Popularizing philosophy: Special event marks 10th anniversary of 'Why?' radio podcast
The way Jack Weinstein sees it, philosophy is all around us—in the lofty as well as the mundane aspects of living—and, contrary to popular belief, it's definitely not the sole domain of the highly educated.
That may be part of the reason he launched a podcast, "Why? Philosophical Discussions About Everyday Life," to engage listeners of all walks of life in thoughtful discussion, translating philosophy into language everyone can understand.
In creating the podcast, Weinstein "knew there was an opportunity to engage listeners—that just about everyone would love philosophy if they were only asked the right questions," he said.
As host and creator of the monthly podcast, Weinstein is celebrating its 10th anniversary with a free event beginning at 7 p.m. Tuesday in the Empire Arts Center.
At that event, he will record a podcast episode, interview a guest on the topic "the logic of jazz," and take questions and feedback from the audience.
The guest will be his father, Mark Weinstein, professor of education at Montclair (N.J.) State University and jazz flutist who's written and produced about 20 albums.
Both Weinsteins hold Ph.D. degrees in philosophy.
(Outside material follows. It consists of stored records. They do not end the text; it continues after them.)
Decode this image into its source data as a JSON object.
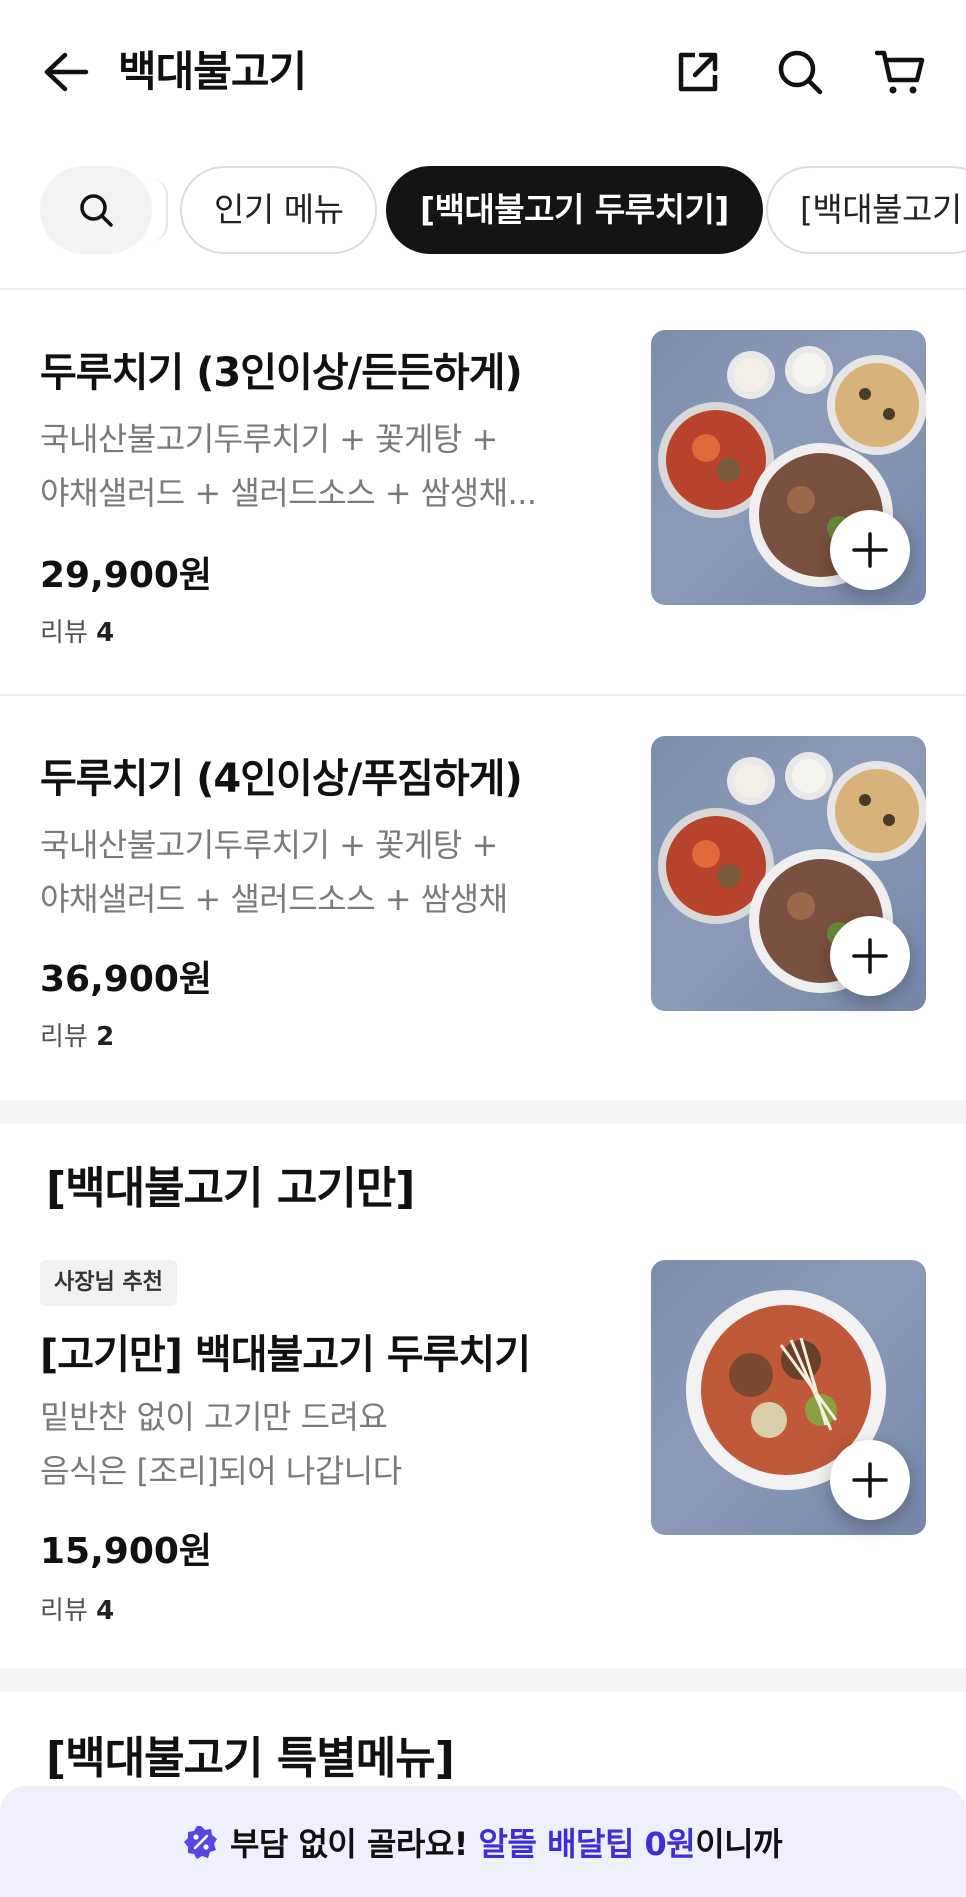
{
  "header": {
    "title": "백대불고기",
    "icons": [
      "back-arrow-icon",
      "share-icon",
      "search-icon",
      "cart-icon"
    ]
  },
  "tabs": [
    {
      "label": "인기 메뉴",
      "active": false
    },
    {
      "label": "[백대불고기 두루치기]",
      "active": true
    },
    {
      "label": "[백대불고기",
      "active": false
    }
  ],
  "items": [
    {
      "name": "두루치기 (3인이상/든든하게)",
      "desc_line1": "국내산불고기두루치기 + 꽃게탕 +",
      "desc_line2": "야채샐러드 + 샐러드소스 + 쌈생채...",
      "price": "29,900원",
      "review_label": "리뷰",
      "review_count": "4"
    },
    {
      "name": "두루치기 (4인이상/푸짐하게)",
      "desc_line1": "국내산불고기두루치기 + 꽃게탕 +",
      "desc_line2": "야채샐러드 + 샐러드소스 + 쌈생채",
      "price": "36,900원",
      "review_label": "리뷰",
      "review_count": "2"
    }
  ],
  "sections": [
    {
      "title": "[백대불고기 고기만]",
      "items": [
        {
          "badge": "사장님 추천",
          "name": "[고기만] 백대불고기 두루치기",
          "desc_line1": "밑반찬 없이 고기만 드려요",
          "desc_line2": "음식은 [조리]되어 나갑니다",
          "price": "15,900원",
          "review_label": "리뷰",
          "review_count": "4"
        }
      ]
    },
    {
      "title": "[백대불고기 특별메뉴]"
    }
  ],
  "banner": {
    "text_before": "부담 없이 골라요!",
    "highlight": "알뜰 배달팁 0원",
    "text_after": "이니까",
    "icon": "discount-badge-icon"
  },
  "colors": {
    "accent": "#3f2dd6",
    "active_tab_bg": "#141414",
    "banner_bg": "#eff0fb"
  }
}
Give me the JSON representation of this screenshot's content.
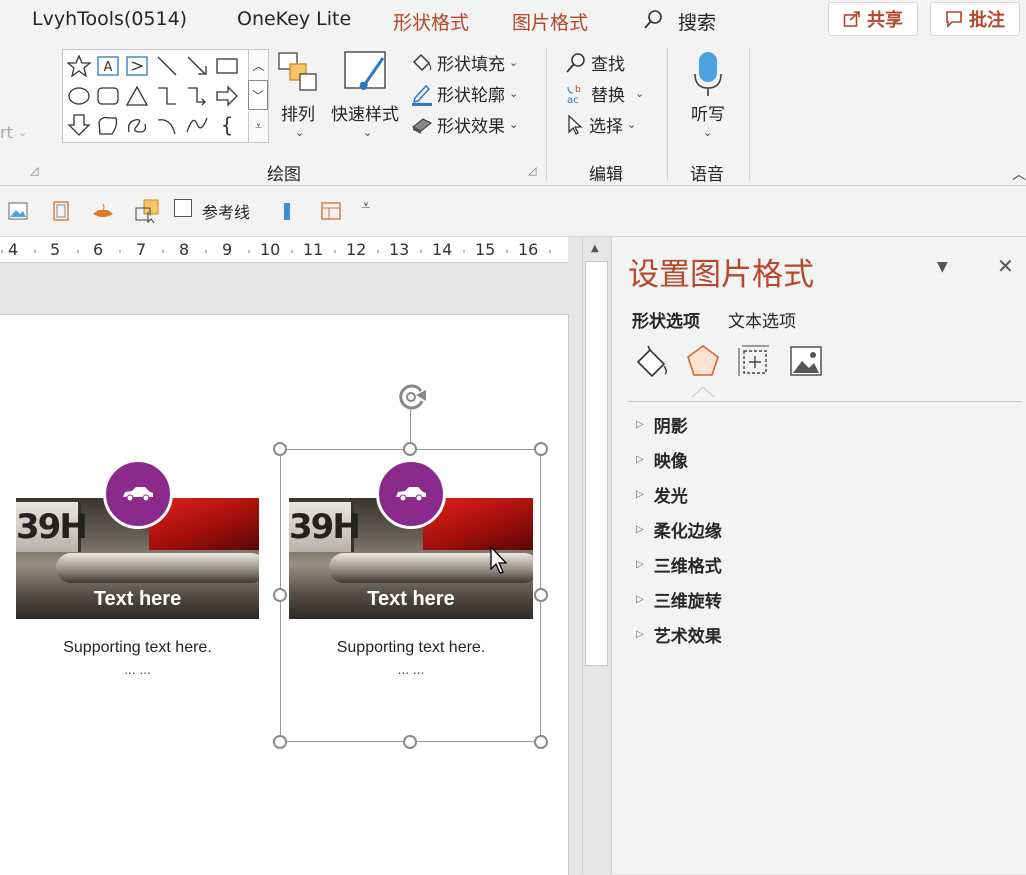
{
  "tabs": {
    "t1": "LvyhTools(0514)",
    "t2": "OneKey Lite",
    "t3": "形状格式",
    "t4": "图片格式",
    "search": "搜索",
    "share": "共享",
    "comment": "批注"
  },
  "ribbon": {
    "arrange": "排列",
    "quick_styles": "快速样式",
    "shape_fill": "形状填充",
    "shape_outline": "形状轮廓",
    "shape_effects": "形状效果",
    "find": "查找",
    "replace": "替换",
    "select": "选择",
    "dictate": "听写",
    "group_drawing": "绘图",
    "group_editing": "编辑",
    "group_voice": "语音",
    "left_cut": "rt"
  },
  "qat": {
    "guides": "参考线"
  },
  "ruler": [
    "4",
    "5",
    "6",
    "7",
    "8",
    "9",
    "10",
    "11",
    "12",
    "13",
    "14",
    "15",
    "16"
  ],
  "slide": {
    "card1": {
      "title": "Text here",
      "support": "Supporting text here.",
      "dots": "... ..."
    },
    "card2": {
      "title": "Text here",
      "support": "Supporting text here.",
      "dots": "... ..."
    },
    "plate": "39H",
    "accent": "#8b2a8b"
  },
  "pane": {
    "title": "设置图片格式",
    "tab_shape": "形状选项",
    "tab_text": "文本选项",
    "sections": [
      "阴影",
      "映像",
      "发光",
      "柔化边缘",
      "三维格式",
      "三维旋转",
      "艺术效果"
    ]
  }
}
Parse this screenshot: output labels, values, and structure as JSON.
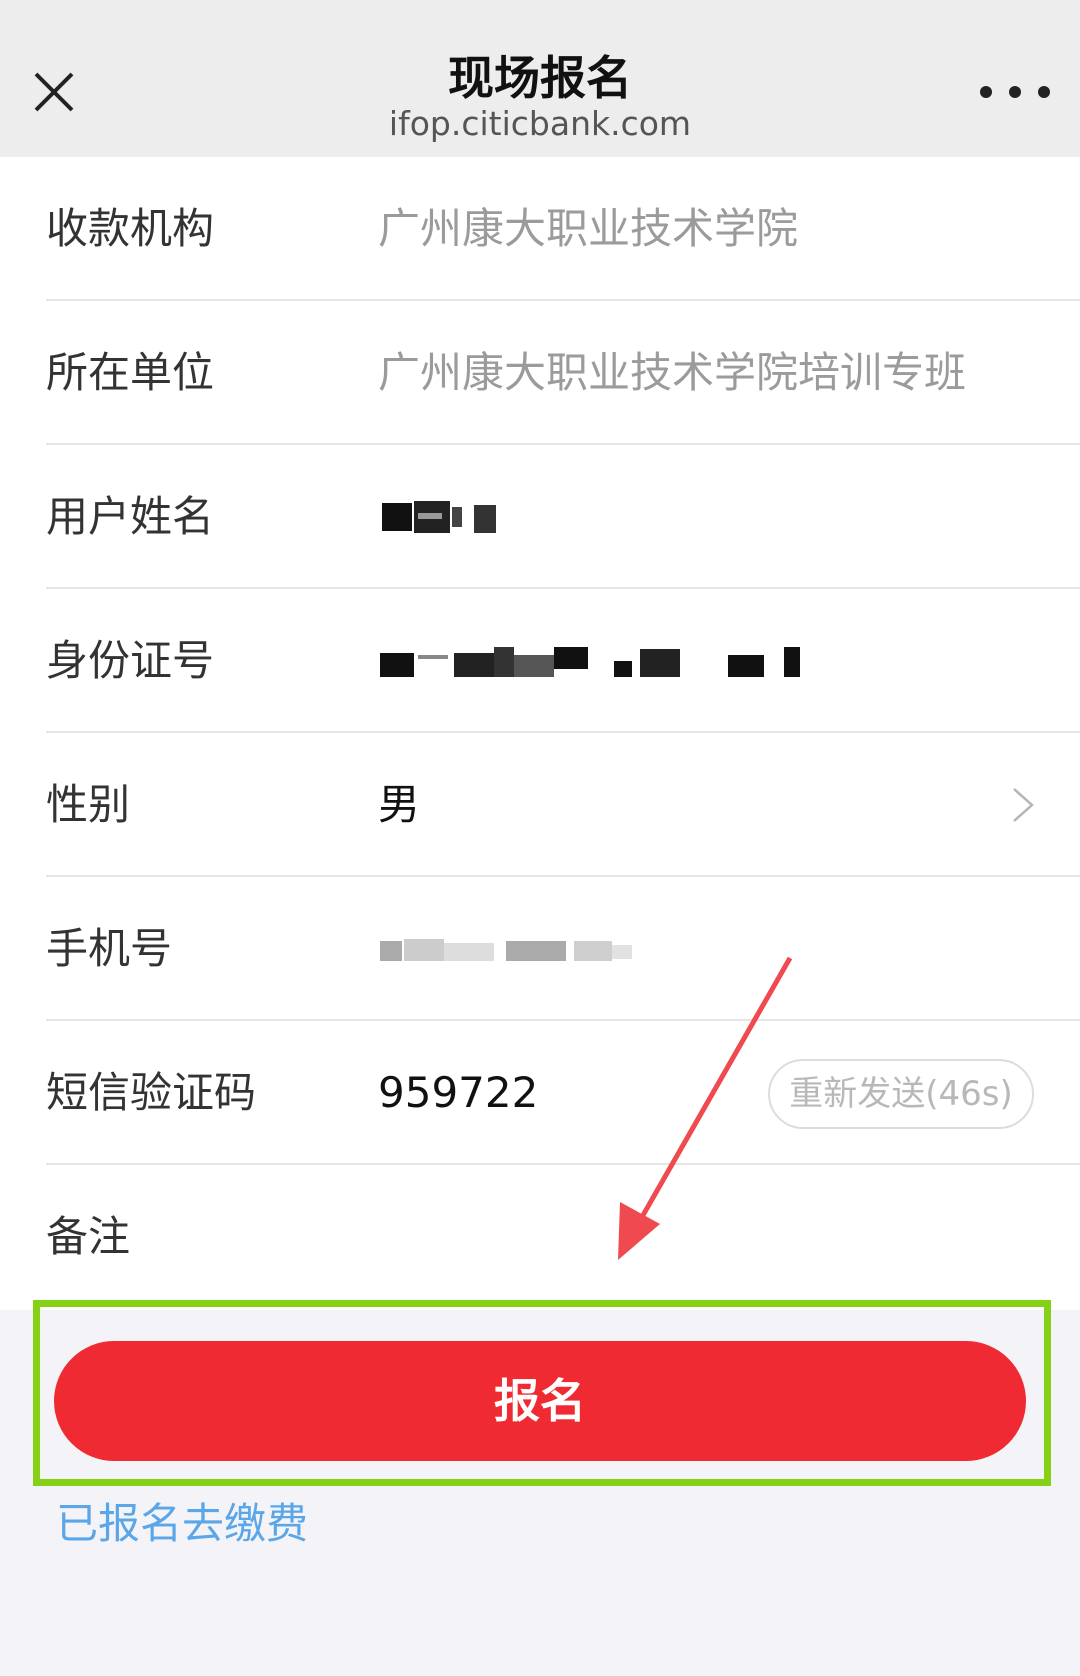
{
  "header": {
    "title": "现场报名",
    "domain": "ifop.citicbank.com",
    "close_icon": "close-icon",
    "more_icon": "more-icon"
  },
  "form": {
    "rows": [
      {
        "label": "收款机构",
        "value": "广州康大职业技术学院"
      },
      {
        "label": "所在单位",
        "value": "广州康大职业技术学院培训专班"
      },
      {
        "label": "用户姓名",
        "value": ""
      },
      {
        "label": "身份证号",
        "value": ""
      },
      {
        "label": "性别",
        "value": "男"
      },
      {
        "label": "手机号",
        "value": ""
      },
      {
        "label": "短信验证码",
        "value": "959722"
      },
      {
        "label": "备注",
        "value": ""
      }
    ],
    "resend_label": "重新发送(46s)"
  },
  "actions": {
    "submit_label": "报名",
    "pay_link": "已报名去缴费"
  },
  "colors": {
    "primary_button": "#f02a32",
    "highlight_border": "#86d016",
    "link": "#5aa6e8",
    "annotation_arrow": "#ef4a4f"
  }
}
Jack Weinstein is a UND Chester Fritz Distinguished Professor of Philosophy.
The evening also includes food as well as live music by the elder Weinstein, who'll be accompanied by a group of UND musicians, the Balkansi Klezmer Band, playing traditional Jewish and Eastern European music.
During the podcast recording, the Weinsteins will discuss the creative process, which many think of as "completely free, but it's actually not like that at all," Weinstein said. "Creativity is a very logical process."
"All music is mathematics," he said.
Discussion will focus on questions such as, "how do you create newness and spontaneity," he said, and explore how improvisation works in the midst of rules.
The Why? podcast, which is broadcast and distributed by Prairie Public Radio, the North Dakota public radio network, demonstrates the relevance of philosophy to daily life and "shows that everybody does philosophy every day; they just don't know it," Weinstein said.
"What makes the show unique is our ability to take anything in the world and show how it's philosophical, and that anybody in the world can do philosophy. Most people think that in order to do philosophy you have to be highly educated; you have to have a degree; you have to have a class.
"Philosophy is really a translation exercise—finding the right words and the right way to communicate these ideas. Over the past 10 years, what we've seen is that audience members, commentators, even several of the guests who have had absolutely no philosophy background, can have incredibly deep insights and really tremendous, thoughtful contributions to any discussion."
'Out of my element'
Weinstein created the podcast after his family's relocation to North Dakota 18 years ago when he and his wife accepted teaching positions at UND.
"I'm a Jewish New Yorker and was out of my element," he said. "(R)ural life became a diversity experience. Instead of resenting cultural differences, I chose to make my own fun and opened myself to this newness."
When he first approached Prairie Public Radio about airing the podcast, Bill Thomas, a station executive, said, "All right. Let's do three episodes and see what happens," Weinstein recalled. "He never told me to stop."
For that first podcast episode, which aired Feb. 8, 2009, his first guest was North Dakota native and Jeffersonian scholar Clay Jenkinson.
"He was putting Thomas Jefferson's stamp on the new show, which was very exciting," Weinstein said.
Since then, in 123 episodes, the show has explored diverse topics such as the philosophy of hunting and why we need more jokes in our lives, he said.
The podcast has attracted thought-leaders such as award-winning playwright Tony Kushner, to feminist, journalist and social activist Gloria Steinem to bestselling authors.
The broadcast that airs on Prairie Public Radio runs 54 minutes, he said, but the podcast may run longer, Weinstein said. "Extended conversations have run 70 minutes, and we've had some episodes that have run as long as two hours."
An archive of the podcast episodes are available online at: https://philosophyinpubliclife.org/previous-episodes.
For most of its 10 years, the podcast has been self-sustaining, supported by listener donations and Prairie Public Broadcasting. Free will donations will be taken at Tuesday's event; those who donate $25 or more will receive a CD featuring the music of Mark Weinstein.
Weinstein intends to "keep pushing the boundaries forward on what counts as philosophical," he said.
He's already spent a decade pushing the boundaries of the podcast listenership.
"We're in 116 countries," he said. "We're in every county in North Dakota and in every state in the U.S."
Through his podcast, Weinstein has taken North Dakota—which seldom pierces the national consciousness—to the rest of the country and beyond.
"To be able to create this international conversation, based in North Dakota, is incredibly special," he said.
"I take tremendous pride in facilitating conversations between North Dakotans and everyone else."
If you go
What: "The Logic of Jazz"
When: 7 p.m., Tuesday. Doors open 6:30 p.m.
Where: Empire Arts Center, 415 DeMers Ave.